WHAT THIS TASK INVOLVES
Pull out every line below containing the word "Closed".

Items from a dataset
============

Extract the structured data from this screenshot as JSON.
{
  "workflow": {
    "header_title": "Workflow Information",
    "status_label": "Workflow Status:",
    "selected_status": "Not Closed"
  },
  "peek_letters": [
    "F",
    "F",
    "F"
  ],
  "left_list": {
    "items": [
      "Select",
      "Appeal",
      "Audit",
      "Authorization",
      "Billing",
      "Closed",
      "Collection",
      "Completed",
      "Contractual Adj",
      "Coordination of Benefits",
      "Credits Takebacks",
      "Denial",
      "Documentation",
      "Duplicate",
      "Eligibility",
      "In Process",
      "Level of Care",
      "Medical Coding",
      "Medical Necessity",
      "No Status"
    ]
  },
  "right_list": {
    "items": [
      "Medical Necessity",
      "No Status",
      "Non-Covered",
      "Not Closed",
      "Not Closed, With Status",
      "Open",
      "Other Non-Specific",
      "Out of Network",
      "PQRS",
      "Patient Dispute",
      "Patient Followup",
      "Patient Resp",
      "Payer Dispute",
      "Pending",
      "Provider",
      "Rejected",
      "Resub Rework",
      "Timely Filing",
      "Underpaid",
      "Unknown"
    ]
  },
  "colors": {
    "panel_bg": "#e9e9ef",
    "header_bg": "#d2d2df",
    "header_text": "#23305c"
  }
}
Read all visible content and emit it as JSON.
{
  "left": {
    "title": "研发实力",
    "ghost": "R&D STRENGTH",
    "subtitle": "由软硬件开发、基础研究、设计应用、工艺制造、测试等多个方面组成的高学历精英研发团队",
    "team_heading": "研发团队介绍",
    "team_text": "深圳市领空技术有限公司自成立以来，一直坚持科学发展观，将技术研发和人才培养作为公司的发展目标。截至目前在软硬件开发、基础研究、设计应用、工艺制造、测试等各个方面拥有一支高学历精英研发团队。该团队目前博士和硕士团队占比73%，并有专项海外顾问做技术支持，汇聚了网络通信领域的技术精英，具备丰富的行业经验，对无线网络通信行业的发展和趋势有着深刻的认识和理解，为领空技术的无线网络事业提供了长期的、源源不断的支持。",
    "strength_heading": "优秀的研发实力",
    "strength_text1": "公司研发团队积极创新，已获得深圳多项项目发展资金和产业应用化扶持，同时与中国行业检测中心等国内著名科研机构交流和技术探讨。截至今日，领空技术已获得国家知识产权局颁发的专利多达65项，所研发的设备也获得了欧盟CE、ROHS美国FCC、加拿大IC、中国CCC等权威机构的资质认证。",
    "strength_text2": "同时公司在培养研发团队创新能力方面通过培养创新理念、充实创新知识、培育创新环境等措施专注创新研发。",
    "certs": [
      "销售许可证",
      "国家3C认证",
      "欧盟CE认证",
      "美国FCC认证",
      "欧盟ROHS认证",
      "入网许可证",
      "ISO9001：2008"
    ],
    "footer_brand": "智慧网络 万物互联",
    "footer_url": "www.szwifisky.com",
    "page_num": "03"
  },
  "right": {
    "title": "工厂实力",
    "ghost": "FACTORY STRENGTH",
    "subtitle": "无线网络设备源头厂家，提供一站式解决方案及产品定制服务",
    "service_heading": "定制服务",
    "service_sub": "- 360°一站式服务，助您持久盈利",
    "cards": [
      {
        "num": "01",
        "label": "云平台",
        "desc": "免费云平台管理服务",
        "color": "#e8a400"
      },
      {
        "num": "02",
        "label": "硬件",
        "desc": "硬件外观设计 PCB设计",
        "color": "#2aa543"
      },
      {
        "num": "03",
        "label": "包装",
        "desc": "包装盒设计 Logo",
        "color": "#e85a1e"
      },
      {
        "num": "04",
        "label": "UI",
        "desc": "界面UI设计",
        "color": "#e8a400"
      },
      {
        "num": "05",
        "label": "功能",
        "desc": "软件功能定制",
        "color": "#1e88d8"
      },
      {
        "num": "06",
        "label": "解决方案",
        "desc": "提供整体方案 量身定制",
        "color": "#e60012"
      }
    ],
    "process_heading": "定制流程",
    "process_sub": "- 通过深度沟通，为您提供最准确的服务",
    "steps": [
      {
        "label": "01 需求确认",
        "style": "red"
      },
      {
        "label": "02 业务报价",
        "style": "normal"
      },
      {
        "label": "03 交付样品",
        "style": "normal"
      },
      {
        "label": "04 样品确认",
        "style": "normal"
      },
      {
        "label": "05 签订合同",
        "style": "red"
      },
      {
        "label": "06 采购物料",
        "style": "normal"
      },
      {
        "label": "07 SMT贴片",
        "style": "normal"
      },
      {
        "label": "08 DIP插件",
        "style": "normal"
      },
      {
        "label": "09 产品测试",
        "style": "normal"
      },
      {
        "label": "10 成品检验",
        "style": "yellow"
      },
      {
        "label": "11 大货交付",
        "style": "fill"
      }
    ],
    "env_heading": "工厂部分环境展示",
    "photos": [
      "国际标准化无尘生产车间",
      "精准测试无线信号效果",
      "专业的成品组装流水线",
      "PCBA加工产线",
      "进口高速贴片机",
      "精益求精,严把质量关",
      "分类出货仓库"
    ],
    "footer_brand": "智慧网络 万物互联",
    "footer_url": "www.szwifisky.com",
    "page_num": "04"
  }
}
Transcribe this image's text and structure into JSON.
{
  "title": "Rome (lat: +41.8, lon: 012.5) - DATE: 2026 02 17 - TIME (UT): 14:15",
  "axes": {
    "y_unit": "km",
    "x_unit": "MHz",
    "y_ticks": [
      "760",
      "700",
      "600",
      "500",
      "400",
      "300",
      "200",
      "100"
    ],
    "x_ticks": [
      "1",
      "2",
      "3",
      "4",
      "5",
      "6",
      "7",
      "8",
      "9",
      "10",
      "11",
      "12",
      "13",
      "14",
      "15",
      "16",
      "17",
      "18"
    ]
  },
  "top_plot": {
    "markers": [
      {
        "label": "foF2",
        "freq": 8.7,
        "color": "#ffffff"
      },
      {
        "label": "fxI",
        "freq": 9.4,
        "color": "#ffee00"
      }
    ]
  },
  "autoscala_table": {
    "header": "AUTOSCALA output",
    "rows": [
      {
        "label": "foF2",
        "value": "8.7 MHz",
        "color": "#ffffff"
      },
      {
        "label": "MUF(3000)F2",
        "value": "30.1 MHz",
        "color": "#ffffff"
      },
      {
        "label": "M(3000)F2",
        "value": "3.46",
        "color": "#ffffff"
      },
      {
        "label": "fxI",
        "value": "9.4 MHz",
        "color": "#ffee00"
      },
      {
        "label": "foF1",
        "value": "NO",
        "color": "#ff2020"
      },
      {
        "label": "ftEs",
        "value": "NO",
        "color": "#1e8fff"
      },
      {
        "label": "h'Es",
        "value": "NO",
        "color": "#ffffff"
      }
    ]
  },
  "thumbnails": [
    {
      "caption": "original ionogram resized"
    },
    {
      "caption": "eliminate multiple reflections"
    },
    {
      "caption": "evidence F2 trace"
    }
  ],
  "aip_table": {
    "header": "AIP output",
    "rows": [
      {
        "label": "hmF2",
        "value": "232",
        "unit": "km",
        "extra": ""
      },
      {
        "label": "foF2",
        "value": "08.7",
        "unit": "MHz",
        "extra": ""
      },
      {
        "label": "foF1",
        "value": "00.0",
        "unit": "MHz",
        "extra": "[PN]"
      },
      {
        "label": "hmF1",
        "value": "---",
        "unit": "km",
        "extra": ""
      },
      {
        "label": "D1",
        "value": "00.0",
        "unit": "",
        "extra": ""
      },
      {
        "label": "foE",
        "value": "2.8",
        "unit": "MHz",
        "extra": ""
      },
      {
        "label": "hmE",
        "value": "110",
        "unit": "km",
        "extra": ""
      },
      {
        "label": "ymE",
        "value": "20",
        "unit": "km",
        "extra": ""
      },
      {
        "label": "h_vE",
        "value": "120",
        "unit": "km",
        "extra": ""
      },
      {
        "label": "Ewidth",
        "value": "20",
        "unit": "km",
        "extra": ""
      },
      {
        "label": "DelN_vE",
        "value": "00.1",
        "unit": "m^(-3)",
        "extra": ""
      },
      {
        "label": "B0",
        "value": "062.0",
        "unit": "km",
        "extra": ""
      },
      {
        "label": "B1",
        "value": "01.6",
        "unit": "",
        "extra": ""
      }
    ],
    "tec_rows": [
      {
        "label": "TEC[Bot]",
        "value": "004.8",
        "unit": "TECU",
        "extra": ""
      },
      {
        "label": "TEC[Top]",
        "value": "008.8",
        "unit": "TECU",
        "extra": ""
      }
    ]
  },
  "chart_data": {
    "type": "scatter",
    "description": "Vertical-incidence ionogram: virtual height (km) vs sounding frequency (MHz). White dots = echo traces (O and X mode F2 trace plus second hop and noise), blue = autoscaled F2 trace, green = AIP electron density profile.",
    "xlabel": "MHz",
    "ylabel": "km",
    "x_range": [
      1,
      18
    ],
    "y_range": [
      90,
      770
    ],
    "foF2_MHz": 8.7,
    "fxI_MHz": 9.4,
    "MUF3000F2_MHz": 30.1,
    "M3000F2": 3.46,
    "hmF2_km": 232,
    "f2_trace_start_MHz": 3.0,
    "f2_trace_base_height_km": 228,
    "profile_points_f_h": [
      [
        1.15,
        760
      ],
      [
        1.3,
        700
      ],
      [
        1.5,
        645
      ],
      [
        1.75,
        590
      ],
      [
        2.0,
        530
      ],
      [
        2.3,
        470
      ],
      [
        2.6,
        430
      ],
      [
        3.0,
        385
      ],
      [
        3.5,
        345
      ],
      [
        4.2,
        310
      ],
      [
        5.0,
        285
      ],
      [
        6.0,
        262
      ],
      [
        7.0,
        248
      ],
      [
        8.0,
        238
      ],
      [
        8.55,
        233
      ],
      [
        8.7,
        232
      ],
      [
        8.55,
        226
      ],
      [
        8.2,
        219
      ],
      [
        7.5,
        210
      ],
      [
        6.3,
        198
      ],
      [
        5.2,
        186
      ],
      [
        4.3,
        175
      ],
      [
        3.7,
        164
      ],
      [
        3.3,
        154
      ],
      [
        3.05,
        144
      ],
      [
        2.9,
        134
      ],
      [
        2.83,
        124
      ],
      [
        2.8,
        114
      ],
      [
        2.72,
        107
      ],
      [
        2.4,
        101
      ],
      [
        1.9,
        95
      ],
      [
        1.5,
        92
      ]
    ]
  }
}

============

RESULT OF THIS TASK
    "selected_status": "Not Closed"
      "Closed",
      "Not Closed",
      "Not Closed, With Status",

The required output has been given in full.